[Web page and app entries]

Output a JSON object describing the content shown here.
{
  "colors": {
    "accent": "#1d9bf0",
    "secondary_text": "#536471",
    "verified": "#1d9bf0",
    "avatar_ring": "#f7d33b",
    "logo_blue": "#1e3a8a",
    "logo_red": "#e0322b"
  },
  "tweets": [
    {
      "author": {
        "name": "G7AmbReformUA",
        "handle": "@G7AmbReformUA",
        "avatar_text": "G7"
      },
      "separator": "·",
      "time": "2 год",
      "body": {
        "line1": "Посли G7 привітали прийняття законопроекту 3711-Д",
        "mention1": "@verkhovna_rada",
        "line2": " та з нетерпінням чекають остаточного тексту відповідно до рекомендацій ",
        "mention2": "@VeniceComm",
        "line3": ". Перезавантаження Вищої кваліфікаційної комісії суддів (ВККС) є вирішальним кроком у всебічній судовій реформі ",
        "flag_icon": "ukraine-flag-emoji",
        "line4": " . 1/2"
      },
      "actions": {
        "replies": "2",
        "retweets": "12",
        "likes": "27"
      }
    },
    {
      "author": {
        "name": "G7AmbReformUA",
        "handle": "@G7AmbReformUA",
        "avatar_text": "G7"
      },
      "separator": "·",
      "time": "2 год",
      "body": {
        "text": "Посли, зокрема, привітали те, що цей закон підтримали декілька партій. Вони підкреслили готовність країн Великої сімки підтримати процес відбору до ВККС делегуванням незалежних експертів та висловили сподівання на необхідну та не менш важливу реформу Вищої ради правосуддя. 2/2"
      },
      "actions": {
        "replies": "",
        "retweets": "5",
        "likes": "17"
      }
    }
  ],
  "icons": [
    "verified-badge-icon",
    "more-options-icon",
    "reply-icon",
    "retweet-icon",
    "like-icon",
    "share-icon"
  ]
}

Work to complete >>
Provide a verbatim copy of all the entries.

Solution to the exercise >>
Output a JSON object describing the content shown here.
{
  "colors": {
    "accent": "#1d9bf0",
    "secondary_text": "#536471",
    "verified": "#1d9bf0",
    "avatar_ring": "#f7d33b",
    "logo_blue": "#1e3a8a",
    "logo_red": "#e0322b"
  },
  "tweets": [
    {
      "author": {
        "name": "G7AmbReformUA",
        "handle": "@G7AmbReformUA",
        "avatar_text": "G7"
      },
      "separator": "·",
      "time": "2 год",
      "body": {
        "line1": "Посли G7 привітали прийняття законопроекту 3711-Д",
        "mention1": "@verkhovna_rada",
        "line2": " та з нетерпінням чекають остаточного тексту відповідно до рекомендацій ",
        "mention2": "@VeniceComm",
        "line3": ". Перезавантаження Вищої кваліфікаційної комісії суддів (ВККС) є вирішальним кроком у всебічній судовій реформі ",
        "flag_icon": "ukraine-flag-emoji",
        "line4": " . 1/2"
      },
      "actions": {
        "replies": "2",
        "retweets": "12",
        "likes": "27"
      }
    },
    {
      "author": {
        "name": "G7AmbReformUA",
        "handle": "@G7AmbReformUA",
        "avatar_text": "G7"
      },
      "separator": "·",
      "time": "2 год",
      "body": {
        "text": "Посли, зокрема, привітали те, що цей закон підтримали декілька партій. Вони підкреслили готовність країн Великої сімки підтримати процес відбору до ВККС делегуванням незалежних експертів та висловили сподівання на необхідну та не менш важливу реформу Вищої ради правосуддя. 2/2"
      },
      "actions": {
        "replies": "",
        "retweets": "5",
        "likes": "17"
      }
    }
  ],
  "icons": [
    "verified-badge-icon",
    "more-options-icon",
    "reply-icon",
    "retweet-icon",
    "like-icon",
    "share-icon"
  ]
}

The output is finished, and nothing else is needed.